That’s also a problem. If Pirates had been a little bit clearer about this and what they expected from me, that could have been a different situation for me at the club. Clubs back home have a manual on how the team should play. If you accept it, you will be the coach and if you can’t do it, then you can’t coach that team. The clubs must be clear about what type of football they want. Is it important to win or is it
“THEMBINKOSI LORCH IS A FANTASTIC TALENT, BUT I THINK I WAS ALMOST HIS FIRST REAL COACH.”
important for the supporters to love to watch the way the team plays? All clubs can’t win the league, but you can play some fun football and often that is enough for supporters.
That is a weakness of South African football because only one team can win the league, but certainly the majority can play attractive and positive football.

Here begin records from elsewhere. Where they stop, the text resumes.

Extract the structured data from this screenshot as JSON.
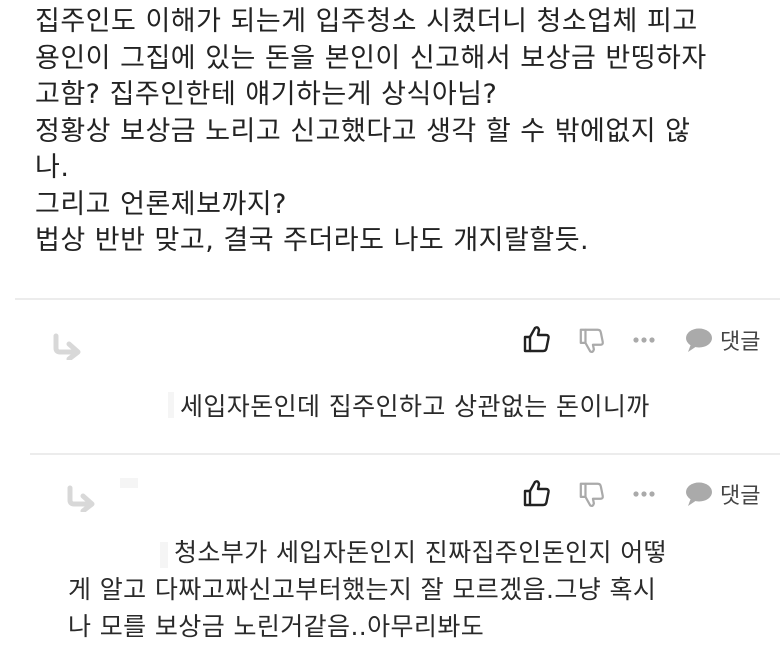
{
  "post": {
    "lines": [
      "집주인도 이해가 되는게 입주청소 시켰더니 청소업체 피고",
      "용인이 그집에 있는 돈을 본인이 신고해서 보상금 반띵하자",
      "고함? 집주인한테 얘기하는게 상식아님?",
      "정황상 보상금 노리고 신고했다고 생각 할 수 밖에없지 않",
      "나.",
      "그리고 언론제보까지?",
      "법상 반반 맞고, 결국 주더라도 나도 개지랄할듯."
    ]
  },
  "actions": {
    "reply_label": "댓글",
    "icons": [
      "reply-arrow-icon",
      "thumbs-up-icon",
      "thumbs-down-icon",
      "more-icon",
      "speech-bubble-icon"
    ]
  },
  "comments": [
    {
      "lines": [
        "세입자돈인데 집주인하고 상관없는 돈이니까"
      ]
    },
    {
      "lines": [
        "청소부가 세입자돈인지 진짜집주인돈인지 어떻",
        "게 알고 다짜고짜신고부터했는지 잘 모르겠음.그냥 혹시",
        "나 모를 보상금 노린거같음..아무리봐도"
      ]
    }
  ]
}
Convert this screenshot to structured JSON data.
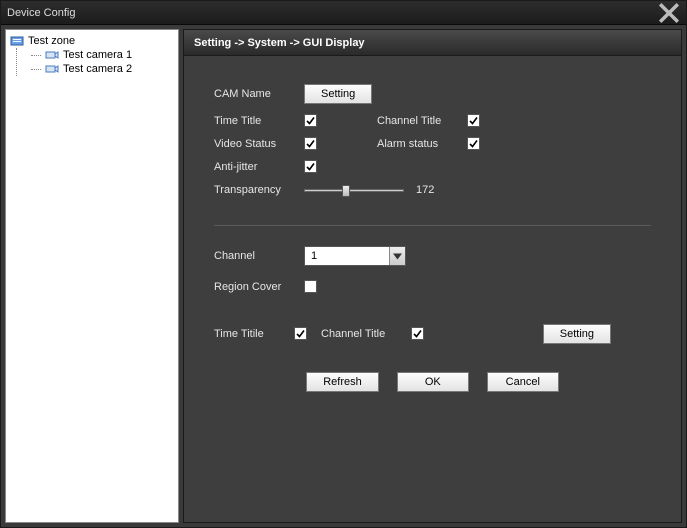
{
  "window": {
    "title": "Device Config"
  },
  "tree": {
    "root": {
      "label": "Test zone"
    },
    "items": [
      {
        "label": "Test camera 1"
      },
      {
        "label": "Test camera 2"
      }
    ]
  },
  "breadcrumb": "Setting -> System -> GUI Display",
  "group1": {
    "cam_name_label": "CAM Name",
    "setting_btn": "Setting",
    "time_title_label": "Time Title",
    "channel_title_label": "Channel Title",
    "video_status_label": "Video Status",
    "alarm_status_label": "Alarm status",
    "anti_jitter_label": "Anti-jitter",
    "transparency_label": "Transparency",
    "transparency_value": "172",
    "time_title_checked": true,
    "channel_title_checked": true,
    "video_status_checked": true,
    "alarm_status_checked": true,
    "anti_jitter_checked": true
  },
  "group2": {
    "channel_label": "Channel",
    "channel_value": "1",
    "region_cover_label": "Region Cover",
    "region_cover_checked": false,
    "time_title_label": "Time Titile",
    "time_title_checked": true,
    "channel_title_label": "Channel Title",
    "channel_title_checked": true,
    "setting_btn": "Setting"
  },
  "footer": {
    "refresh": "Refresh",
    "ok": "OK",
    "cancel": "Cancel"
  }
}
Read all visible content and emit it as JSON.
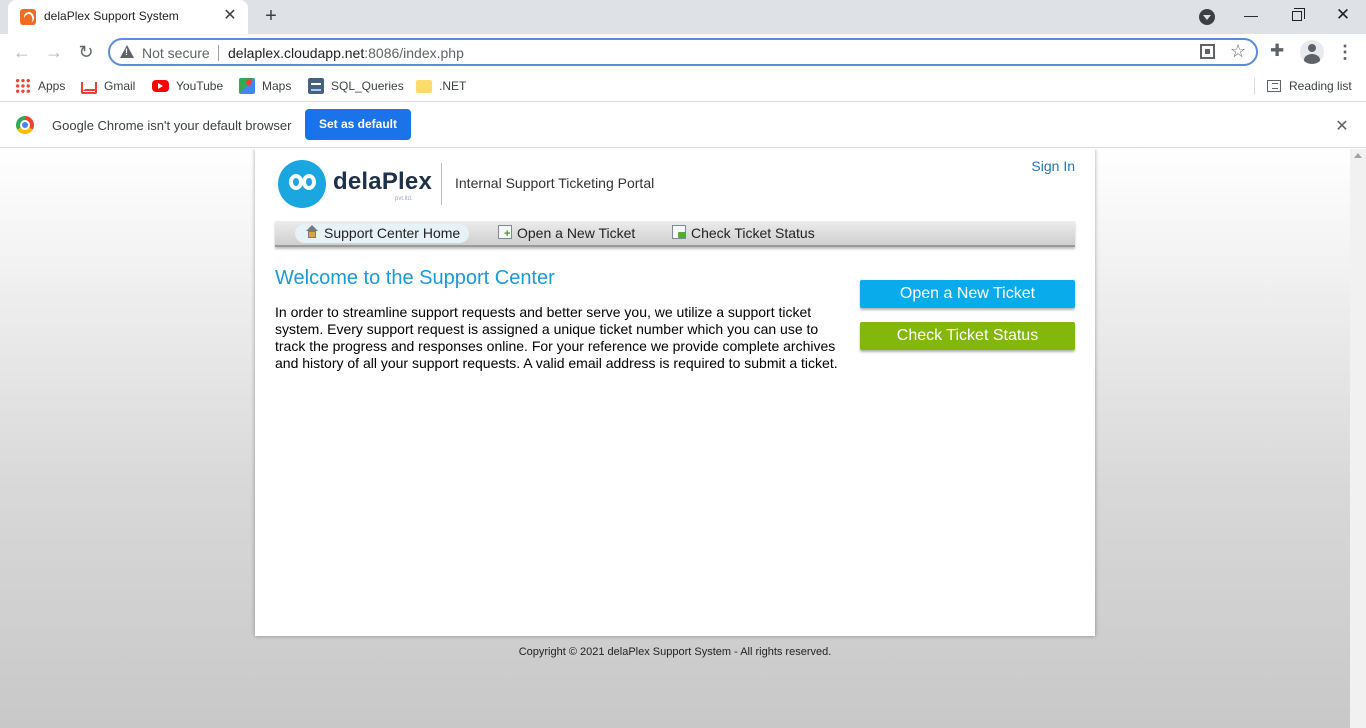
{
  "browser": {
    "tab_title": "delaPlex Support System",
    "tab_close": "✕",
    "new_tab": "+",
    "security_label": "Not secure",
    "url_host": "delaplex.cloudapp.net",
    "url_rest": ":8086/index.php",
    "bookmarks": [
      {
        "label": "Apps",
        "icon": "apps-grid-icon"
      },
      {
        "label": "Gmail",
        "icon": "gmail-icon"
      },
      {
        "label": "YouTube",
        "icon": "youtube-icon"
      },
      {
        "label": "Maps",
        "icon": "maps-icon"
      },
      {
        "label": "SQL_Queries",
        "icon": "sql-icon"
      },
      {
        "label": ".NET",
        "icon": "folder-icon"
      }
    ],
    "reading_list": "Reading list",
    "infobar_message": "Google Chrome isn't your default browser",
    "infobar_button": "Set as default",
    "accent_color": "#1a73e8"
  },
  "page": {
    "brand": "delaPlex",
    "brand_sub": "pvt.ltd.",
    "portal_name": "Internal Support Ticketing Portal",
    "sign_in": "Sign In",
    "nav": [
      {
        "label": "Support Center Home",
        "icon": "home-icon",
        "active": true
      },
      {
        "label": "Open a New Ticket",
        "icon": "new-ticket-icon",
        "active": false
      },
      {
        "label": "Check Ticket Status",
        "icon": "ticket-status-icon",
        "active": false
      }
    ],
    "welcome_title": "Welcome to the Support Center",
    "intro_text": "In order to streamline support requests and better serve you, we utilize a support ticket system. Every support request is assigned a unique ticket number which you can use to track the progress and responses online. For your reference we provide complete archives and history of all your support requests. A valid email address is required to submit a ticket.",
    "open_ticket_button": "Open a New Ticket",
    "check_status_button": "Check Ticket Status",
    "copyright": "Copyright © 2021 delaPlex Support System - All rights reserved.",
    "colors": {
      "title_blue": "#1a9ad6",
      "open_button": "#0aabea",
      "check_button": "#83b70b",
      "link": "#1c75bc"
    }
  }
}
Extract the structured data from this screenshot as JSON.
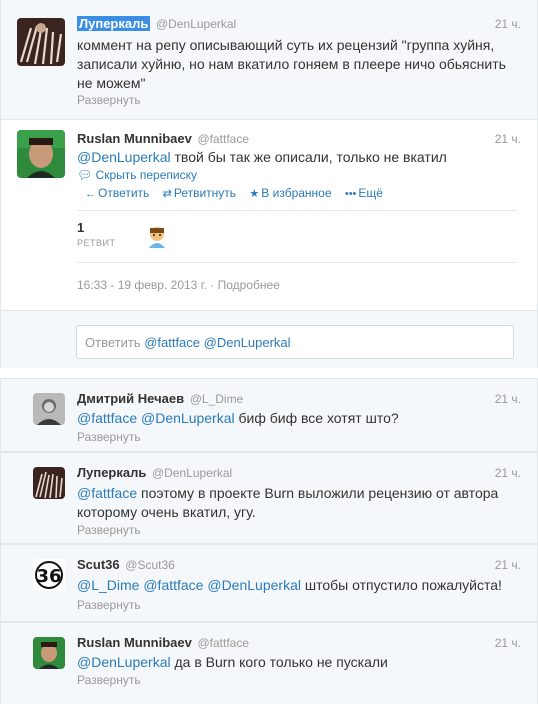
{
  "tweets": [
    {
      "fullname": "Луперкаль",
      "username": "@DenLuperkal",
      "time": "21 ч.",
      "lines": [
        "коммент на репу описывающий суть их рецензий \"группа хуйня,",
        "записали хуйню, но нам вкатило гоняем в плеере ничо обьяснить",
        "не можем\""
      ],
      "expand": "Развернуть"
    },
    {
      "fullname": "Ruslan Munnibaev",
      "username": "@fattface",
      "time": "21 ч.",
      "mention": "@DenLuperkal",
      "text": " твой бы так же описали, только не вкатил",
      "hide_conversation": "Скрыть переписку",
      "actions": {
        "reply": "Ответить",
        "retweet": "Ретвитнуть",
        "favorite": "В избранное",
        "more": "Ещё"
      },
      "stats": {
        "count": "1",
        "label": "РЕТВИТ"
      },
      "timestamp": "16:33 - 19 февр. 2013 г.",
      "details": "Подробнее",
      "reply_box": {
        "prefix": "Ответить ",
        "mentions": "@fattface @DenLuperkal"
      }
    }
  ],
  "replies": [
    {
      "fullname": "Дмитрий Нечаев",
      "username": "@L_Dime",
      "time": "21 ч.",
      "mentions": "@fattface @DenLuperkal",
      "text": " биф биф все хотят што?",
      "expand": "Развернуть"
    },
    {
      "fullname": "Луперкаль",
      "username": "@DenLuperkal",
      "time": "21 ч.",
      "mentions": "@fattface",
      "text": " поэтому в проекте Burn выложили рецензию от автора",
      "line2": "которому очень вкатил, угу.",
      "expand": "Развернуть"
    },
    {
      "fullname": "Scut36",
      "username": "@Scut36",
      "time": "21 ч.",
      "mentions": "@L_Dime @fattface @DenLuperkal",
      "text": " штобы отпустило пожалуйста!",
      "expand": "Развернуть"
    },
    {
      "fullname": "Ruslan Munnibaev",
      "username": "@fattface",
      "time": "21 ч.",
      "mentions": "@DenLuperkal",
      "text": " да в Burn кого только не пускали",
      "expand": "Развернуть"
    }
  ],
  "colors": {
    "link": "#2b7bb9",
    "muted": "#999999",
    "highlight": "#3b8ee6",
    "background": "#f5f8fa"
  }
}
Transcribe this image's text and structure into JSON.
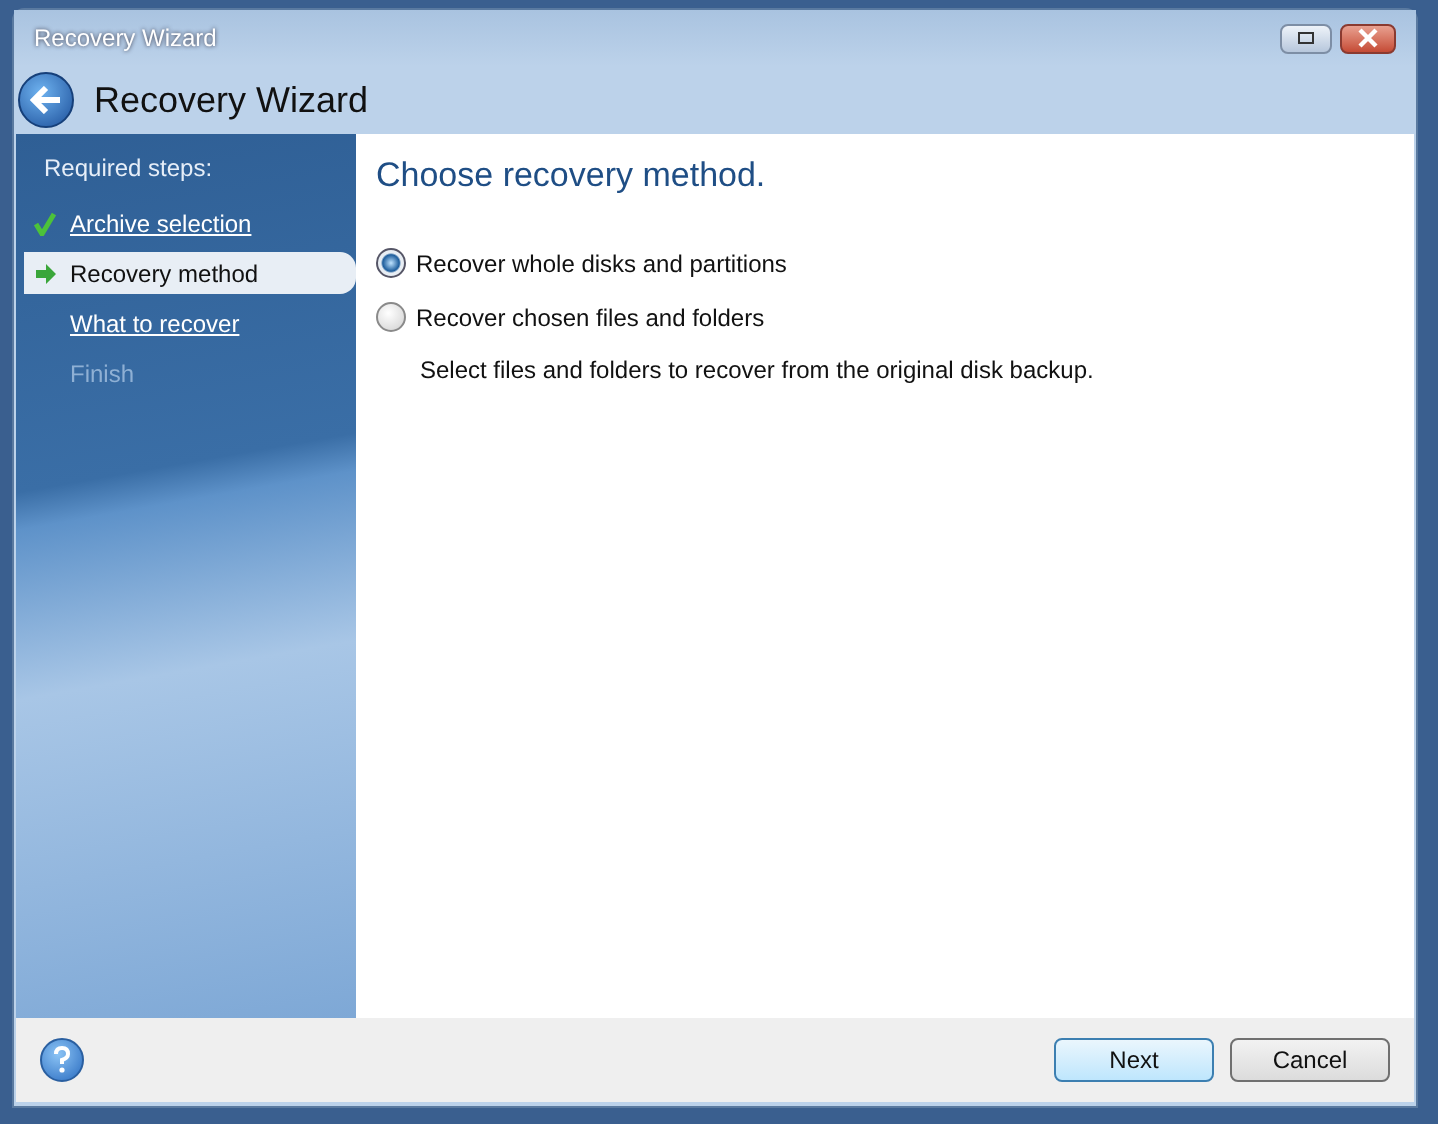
{
  "window": {
    "title": "Recovery Wizard"
  },
  "header": {
    "title": "Recovery Wizard"
  },
  "sidebar": {
    "heading": "Required steps:",
    "steps": [
      {
        "label": "Archive selection",
        "kind": "done",
        "selected": false
      },
      {
        "label": "Recovery method",
        "kind": "current",
        "selected": true
      },
      {
        "label": "What to recover",
        "kind": "pending",
        "selected": false
      },
      {
        "label": "Finish",
        "kind": "disabled",
        "selected": false
      }
    ]
  },
  "content": {
    "title": "Choose recovery method.",
    "options": [
      {
        "label": "Recover whole disks and partitions",
        "selected": true
      },
      {
        "label": "Recover chosen files and folders",
        "selected": false,
        "description": "Select files and folders to recover from the original disk backup."
      }
    ]
  },
  "buttons": [
    {
      "label": "Next",
      "kind": "default"
    },
    {
      "label": "Cancel",
      "kind": "normal"
    }
  ]
}
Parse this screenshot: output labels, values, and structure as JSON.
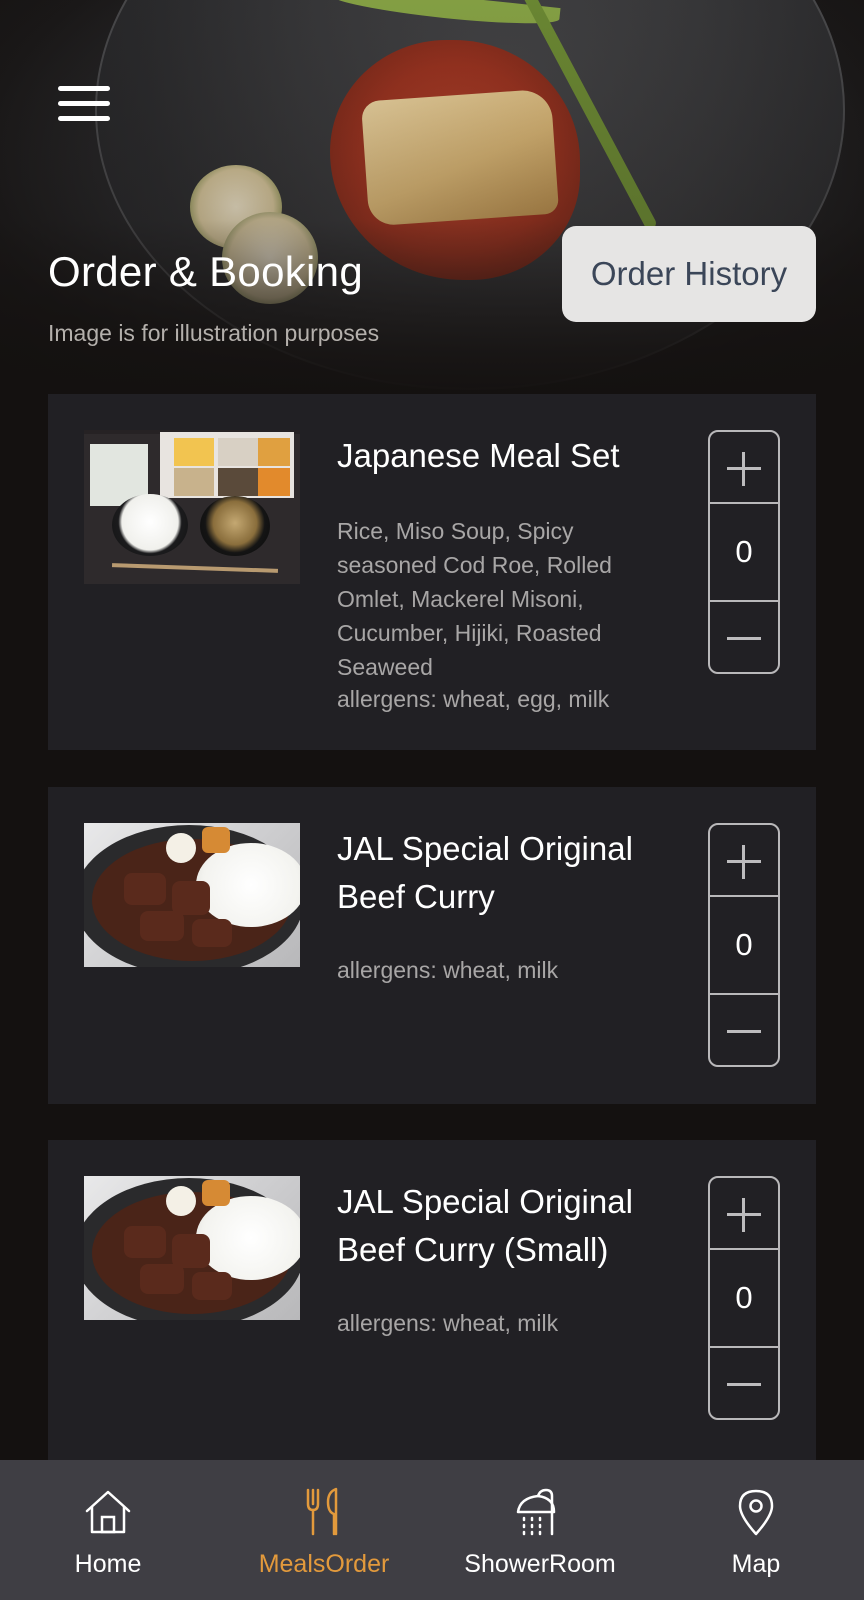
{
  "header": {
    "title": "Order & Booking",
    "subtitle": "Image is for illustration purposes",
    "order_history_label": "Order History"
  },
  "meals": [
    {
      "name": "Japanese Meal Set",
      "description": "Rice, Miso Soup, Spicy seasoned Cod Roe, Rolled Omlet,  Mackerel Misoni, Cucumber, Hijiki, Roasted Seaweed",
      "allergens": "allergens: wheat, egg, milk",
      "quantity": "0",
      "thumbnail": "japanese-meal-set-photo"
    },
    {
      "name": "JAL Special Original Beef Curry",
      "description": "",
      "allergens": "allergens: wheat, milk",
      "quantity": "0",
      "thumbnail": "beef-curry-photo"
    },
    {
      "name": "JAL Special Original Beef Curry (Small)",
      "description": "",
      "allergens": "allergens: wheat, milk",
      "quantity": "0",
      "thumbnail": "beef-curry-photo"
    }
  ],
  "nav": {
    "items": [
      {
        "label": "Home",
        "icon": "home-icon"
      },
      {
        "label": "MealsOrder",
        "icon": "fork-knife-icon",
        "active": true
      },
      {
        "label": "ShowerRoom",
        "icon": "shower-icon"
      },
      {
        "label": "Map",
        "icon": "map-pin-icon"
      }
    ]
  },
  "colors": {
    "background": "#141110",
    "card": "#212024",
    "nav_background": "#3f3e44",
    "accent": "#e39a3c",
    "order_history_bg": "#e6e5e4",
    "order_history_text": "#3b4658"
  }
}
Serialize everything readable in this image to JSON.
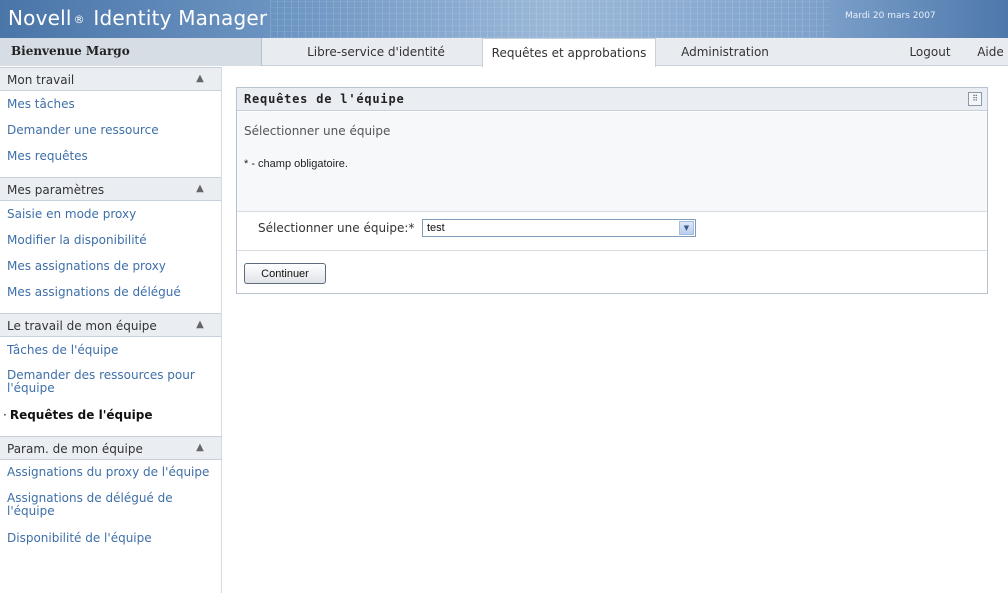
{
  "header": {
    "app_name": "Novell",
    "registered_mark": "®",
    "app_product": "Identity Manager",
    "date": "Mardi 20 mars 2007"
  },
  "nav": {
    "welcome": "Bienvenue Margo",
    "tabs": [
      {
        "label": "Libre-service d'identité",
        "active": false
      },
      {
        "label": "Requêtes et approbations",
        "active": true
      },
      {
        "label": "Administration",
        "active": false
      }
    ],
    "logout": "Logout",
    "help": "Aide"
  },
  "sidebar": {
    "sections": [
      {
        "title": "Mon travail",
        "items": [
          "Mes tâches",
          "Demander une ressource",
          "Mes requêtes"
        ]
      },
      {
        "title": "Mes paramètres",
        "items": [
          "Saisie en mode proxy",
          "Modifier la disponibilité",
          "Mes assignations de proxy",
          "Mes assignations de délégué"
        ]
      },
      {
        "title": "Le travail de mon équipe",
        "items": [
          "Tâches de l'équipe",
          "Demander des ressources pour l'équipe",
          "Requêtes de l'équipe"
        ],
        "current_index": 2
      },
      {
        "title": "Param. de mon équipe",
        "items": [
          "Assignations du proxy de l'équipe",
          "Assignations de délégué de l'équipe",
          "Disponibilité de l'équipe"
        ]
      }
    ]
  },
  "panel": {
    "title": "Requêtes de l'équipe",
    "subtitle": "Sélectionner une équipe",
    "required_note": "* - champ obligatoire.",
    "field_label": "Sélectionner une équipe:*",
    "select_value": "test",
    "continue_button": "Continuer"
  },
  "colors": {
    "header_blue": "#4a75a8",
    "link_blue": "#3e6fa8",
    "section_bg": "#eaeef3"
  }
}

Yes, and there are good footballers in the PSL. I have seen many fantastic football matches since I arrived in this country. Now with the national team, they had a good start. That is also important because you have to have the national team doing well.
The problem is our biggest asset is our biggest weakness in the PSL. There is so much money in the game that it actually stops the progress of players going overseas to better themselves, but that is life. From the organisational point of view, how did you find South African football, both on and off the field?
It’s very different from club to club. At Orlando Pirates, they don’t miss anything, they are very good. The only problem was we didn’t train at the same place so I never saw the youngsters. I never saw them and never talked to them and that was a weakness. If you have a training ground that is two to three pitches close to each other, you could be more like a family.
What is the difference between supporters in Sweden and South Africa?
In Stockholm, there are more fights. People here go to football matches and do all the singing, and do it to forget something. For a few hours, they don’t have to think about problems at home and that is the difference. In Sweden people are okay, they have jobs and houses and go to football for different reasons.
ABOVE: Jonevret and his Pirates charges during a Pirates media day at FNB Stadium in June. BELOW: Jonevret leaves the pitch after Pirates’ 1-0 Nedbank Cup semi-final victory over Golden Arrows in May.